[DATA FOR THE TASK Boundary: Start]

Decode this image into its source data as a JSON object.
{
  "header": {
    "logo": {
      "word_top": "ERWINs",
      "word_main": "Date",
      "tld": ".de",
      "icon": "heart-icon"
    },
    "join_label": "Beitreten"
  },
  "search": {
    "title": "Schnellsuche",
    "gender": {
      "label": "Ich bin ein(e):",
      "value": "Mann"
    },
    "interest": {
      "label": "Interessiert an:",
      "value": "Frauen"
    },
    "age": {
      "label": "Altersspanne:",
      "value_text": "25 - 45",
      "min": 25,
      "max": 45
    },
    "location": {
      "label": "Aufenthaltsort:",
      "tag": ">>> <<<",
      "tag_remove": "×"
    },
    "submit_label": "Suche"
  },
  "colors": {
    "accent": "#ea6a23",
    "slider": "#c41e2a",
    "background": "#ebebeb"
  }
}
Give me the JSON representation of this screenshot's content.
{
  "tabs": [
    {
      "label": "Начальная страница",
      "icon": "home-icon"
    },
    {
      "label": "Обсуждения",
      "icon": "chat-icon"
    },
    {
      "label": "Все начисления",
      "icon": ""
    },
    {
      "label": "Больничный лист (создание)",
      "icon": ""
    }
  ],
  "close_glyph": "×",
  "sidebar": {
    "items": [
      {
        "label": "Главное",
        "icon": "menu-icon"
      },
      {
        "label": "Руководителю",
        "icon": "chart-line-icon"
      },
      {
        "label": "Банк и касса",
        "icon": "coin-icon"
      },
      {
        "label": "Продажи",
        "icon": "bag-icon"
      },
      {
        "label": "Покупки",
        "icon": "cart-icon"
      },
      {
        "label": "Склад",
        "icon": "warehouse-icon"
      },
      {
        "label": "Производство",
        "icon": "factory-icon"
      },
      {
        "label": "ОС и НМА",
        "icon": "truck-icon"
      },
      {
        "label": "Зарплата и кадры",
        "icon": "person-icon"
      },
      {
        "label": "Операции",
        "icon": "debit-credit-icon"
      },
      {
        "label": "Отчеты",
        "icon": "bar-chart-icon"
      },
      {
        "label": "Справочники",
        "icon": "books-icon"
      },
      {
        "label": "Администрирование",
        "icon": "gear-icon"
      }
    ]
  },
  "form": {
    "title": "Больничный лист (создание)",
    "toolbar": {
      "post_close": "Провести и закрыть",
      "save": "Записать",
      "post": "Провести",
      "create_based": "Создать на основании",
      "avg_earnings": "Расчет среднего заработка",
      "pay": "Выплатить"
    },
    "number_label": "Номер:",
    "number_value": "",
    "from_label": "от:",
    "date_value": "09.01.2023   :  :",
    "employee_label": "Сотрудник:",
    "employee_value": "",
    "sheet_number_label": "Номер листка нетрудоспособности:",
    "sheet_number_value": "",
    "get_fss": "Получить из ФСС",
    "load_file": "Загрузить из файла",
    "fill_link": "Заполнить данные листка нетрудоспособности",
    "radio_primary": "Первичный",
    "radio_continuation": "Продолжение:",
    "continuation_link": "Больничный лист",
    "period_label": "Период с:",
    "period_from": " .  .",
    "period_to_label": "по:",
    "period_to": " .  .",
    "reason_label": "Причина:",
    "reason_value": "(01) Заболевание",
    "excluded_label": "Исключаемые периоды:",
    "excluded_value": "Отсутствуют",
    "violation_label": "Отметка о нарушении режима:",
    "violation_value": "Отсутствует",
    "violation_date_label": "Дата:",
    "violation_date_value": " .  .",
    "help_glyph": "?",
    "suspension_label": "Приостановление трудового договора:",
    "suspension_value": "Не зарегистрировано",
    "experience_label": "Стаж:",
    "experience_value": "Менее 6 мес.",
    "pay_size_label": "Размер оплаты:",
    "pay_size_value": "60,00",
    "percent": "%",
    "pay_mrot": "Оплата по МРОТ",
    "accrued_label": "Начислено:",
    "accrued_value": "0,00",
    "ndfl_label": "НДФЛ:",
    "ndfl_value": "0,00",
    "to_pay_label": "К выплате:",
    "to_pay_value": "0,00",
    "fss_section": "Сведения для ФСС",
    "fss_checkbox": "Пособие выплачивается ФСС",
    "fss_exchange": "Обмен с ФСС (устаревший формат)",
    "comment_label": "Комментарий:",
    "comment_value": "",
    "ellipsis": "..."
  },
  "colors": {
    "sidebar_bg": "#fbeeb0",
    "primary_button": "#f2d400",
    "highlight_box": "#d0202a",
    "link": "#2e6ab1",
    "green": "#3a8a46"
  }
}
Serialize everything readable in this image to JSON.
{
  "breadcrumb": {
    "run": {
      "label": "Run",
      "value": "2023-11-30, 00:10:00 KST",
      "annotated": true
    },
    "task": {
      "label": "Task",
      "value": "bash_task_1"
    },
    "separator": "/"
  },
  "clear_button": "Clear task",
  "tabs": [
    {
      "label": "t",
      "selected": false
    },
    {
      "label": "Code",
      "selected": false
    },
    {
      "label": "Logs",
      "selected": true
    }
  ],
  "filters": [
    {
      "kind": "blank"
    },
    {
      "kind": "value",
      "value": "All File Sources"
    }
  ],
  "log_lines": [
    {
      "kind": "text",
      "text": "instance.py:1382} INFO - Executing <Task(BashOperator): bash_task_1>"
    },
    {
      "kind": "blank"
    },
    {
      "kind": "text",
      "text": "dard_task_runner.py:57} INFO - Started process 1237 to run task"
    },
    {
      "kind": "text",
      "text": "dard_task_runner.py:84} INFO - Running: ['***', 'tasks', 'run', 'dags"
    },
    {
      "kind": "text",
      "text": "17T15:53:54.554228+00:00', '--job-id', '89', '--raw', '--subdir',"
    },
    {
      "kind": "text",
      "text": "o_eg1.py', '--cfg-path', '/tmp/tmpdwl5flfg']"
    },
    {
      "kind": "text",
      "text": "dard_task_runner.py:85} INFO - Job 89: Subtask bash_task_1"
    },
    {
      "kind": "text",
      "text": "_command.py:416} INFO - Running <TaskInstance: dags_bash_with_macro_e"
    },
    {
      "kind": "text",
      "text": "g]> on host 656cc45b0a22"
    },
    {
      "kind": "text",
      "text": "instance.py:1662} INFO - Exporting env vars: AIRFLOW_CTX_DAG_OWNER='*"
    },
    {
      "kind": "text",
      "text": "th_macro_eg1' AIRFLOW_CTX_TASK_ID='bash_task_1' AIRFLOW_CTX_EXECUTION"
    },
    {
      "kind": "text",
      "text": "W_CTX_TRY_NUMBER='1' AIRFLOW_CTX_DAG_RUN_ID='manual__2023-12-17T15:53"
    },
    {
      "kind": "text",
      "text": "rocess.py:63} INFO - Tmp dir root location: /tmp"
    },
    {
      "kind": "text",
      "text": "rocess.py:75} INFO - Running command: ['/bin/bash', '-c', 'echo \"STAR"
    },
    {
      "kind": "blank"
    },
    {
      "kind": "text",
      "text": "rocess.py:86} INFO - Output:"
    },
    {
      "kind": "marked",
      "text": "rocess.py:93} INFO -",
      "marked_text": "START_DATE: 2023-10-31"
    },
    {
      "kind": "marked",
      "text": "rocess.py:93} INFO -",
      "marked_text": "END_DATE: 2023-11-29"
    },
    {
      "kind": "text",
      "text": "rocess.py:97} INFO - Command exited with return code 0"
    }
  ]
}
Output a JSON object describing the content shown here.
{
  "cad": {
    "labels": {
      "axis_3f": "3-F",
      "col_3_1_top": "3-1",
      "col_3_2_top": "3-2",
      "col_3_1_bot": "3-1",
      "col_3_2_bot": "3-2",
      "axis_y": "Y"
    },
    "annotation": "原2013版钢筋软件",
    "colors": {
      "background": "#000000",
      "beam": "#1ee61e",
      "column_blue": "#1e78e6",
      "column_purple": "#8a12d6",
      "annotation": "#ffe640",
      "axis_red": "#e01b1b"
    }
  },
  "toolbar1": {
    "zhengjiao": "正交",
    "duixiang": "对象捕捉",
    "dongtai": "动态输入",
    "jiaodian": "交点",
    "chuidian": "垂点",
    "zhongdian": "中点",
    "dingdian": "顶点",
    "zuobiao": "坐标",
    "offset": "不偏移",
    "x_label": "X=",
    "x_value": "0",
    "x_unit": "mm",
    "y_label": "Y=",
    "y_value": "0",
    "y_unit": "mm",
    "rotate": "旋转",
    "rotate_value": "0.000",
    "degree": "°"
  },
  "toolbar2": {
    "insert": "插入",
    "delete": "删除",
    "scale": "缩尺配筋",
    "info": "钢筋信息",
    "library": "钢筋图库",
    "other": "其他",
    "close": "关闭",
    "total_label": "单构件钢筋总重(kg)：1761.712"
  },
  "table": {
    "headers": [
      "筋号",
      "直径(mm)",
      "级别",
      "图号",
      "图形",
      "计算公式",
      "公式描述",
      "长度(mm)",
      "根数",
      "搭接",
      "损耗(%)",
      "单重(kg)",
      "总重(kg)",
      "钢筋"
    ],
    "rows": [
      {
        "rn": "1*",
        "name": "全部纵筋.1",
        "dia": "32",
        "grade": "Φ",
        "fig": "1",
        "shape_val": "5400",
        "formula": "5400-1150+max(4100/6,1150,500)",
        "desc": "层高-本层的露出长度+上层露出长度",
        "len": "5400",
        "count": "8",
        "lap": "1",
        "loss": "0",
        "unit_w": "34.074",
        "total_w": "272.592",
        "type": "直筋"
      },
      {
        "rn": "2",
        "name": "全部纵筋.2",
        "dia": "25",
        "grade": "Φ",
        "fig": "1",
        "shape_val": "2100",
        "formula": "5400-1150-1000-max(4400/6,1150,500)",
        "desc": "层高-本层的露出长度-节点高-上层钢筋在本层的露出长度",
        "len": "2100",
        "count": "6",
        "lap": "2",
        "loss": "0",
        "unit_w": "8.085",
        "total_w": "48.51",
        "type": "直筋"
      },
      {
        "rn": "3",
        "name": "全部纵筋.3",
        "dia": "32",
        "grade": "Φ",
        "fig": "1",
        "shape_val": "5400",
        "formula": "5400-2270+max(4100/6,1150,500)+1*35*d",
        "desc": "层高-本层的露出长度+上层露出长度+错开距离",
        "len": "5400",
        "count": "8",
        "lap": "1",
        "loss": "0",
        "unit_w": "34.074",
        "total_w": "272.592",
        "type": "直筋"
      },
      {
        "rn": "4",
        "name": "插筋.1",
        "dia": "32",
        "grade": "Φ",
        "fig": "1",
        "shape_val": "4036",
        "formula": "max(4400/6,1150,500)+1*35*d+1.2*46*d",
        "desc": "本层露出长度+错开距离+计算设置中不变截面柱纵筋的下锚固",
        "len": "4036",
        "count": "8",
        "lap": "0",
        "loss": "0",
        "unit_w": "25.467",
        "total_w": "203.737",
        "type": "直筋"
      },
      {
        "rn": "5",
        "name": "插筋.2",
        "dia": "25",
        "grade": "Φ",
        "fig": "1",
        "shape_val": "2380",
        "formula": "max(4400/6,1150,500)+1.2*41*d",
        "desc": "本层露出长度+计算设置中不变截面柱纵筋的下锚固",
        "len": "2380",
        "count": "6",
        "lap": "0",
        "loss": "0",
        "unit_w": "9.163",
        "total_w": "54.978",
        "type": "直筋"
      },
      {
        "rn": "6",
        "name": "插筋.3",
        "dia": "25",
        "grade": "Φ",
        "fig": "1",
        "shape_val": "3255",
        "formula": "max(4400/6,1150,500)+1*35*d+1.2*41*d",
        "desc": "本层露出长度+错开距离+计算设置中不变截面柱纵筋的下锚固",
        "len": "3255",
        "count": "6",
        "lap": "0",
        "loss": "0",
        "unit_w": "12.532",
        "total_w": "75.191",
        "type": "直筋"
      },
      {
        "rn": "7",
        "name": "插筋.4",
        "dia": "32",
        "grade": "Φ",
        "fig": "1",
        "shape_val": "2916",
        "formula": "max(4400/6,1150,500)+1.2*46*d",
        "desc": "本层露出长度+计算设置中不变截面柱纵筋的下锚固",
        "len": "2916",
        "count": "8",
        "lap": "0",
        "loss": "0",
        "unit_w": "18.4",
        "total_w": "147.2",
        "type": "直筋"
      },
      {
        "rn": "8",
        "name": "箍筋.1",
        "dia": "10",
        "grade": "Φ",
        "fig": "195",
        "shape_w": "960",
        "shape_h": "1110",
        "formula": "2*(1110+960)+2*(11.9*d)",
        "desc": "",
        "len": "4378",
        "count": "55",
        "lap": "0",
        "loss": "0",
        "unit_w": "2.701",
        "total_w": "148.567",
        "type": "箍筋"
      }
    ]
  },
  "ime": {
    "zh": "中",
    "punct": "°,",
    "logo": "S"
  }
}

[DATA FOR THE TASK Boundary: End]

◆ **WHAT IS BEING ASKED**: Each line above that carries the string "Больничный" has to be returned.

◆ **EXERCISE RESULT**:
      "label": "Больничный лист (создание)",
    "title": "Больничный лист (создание)",
    "continuation_link": "Больничный лист",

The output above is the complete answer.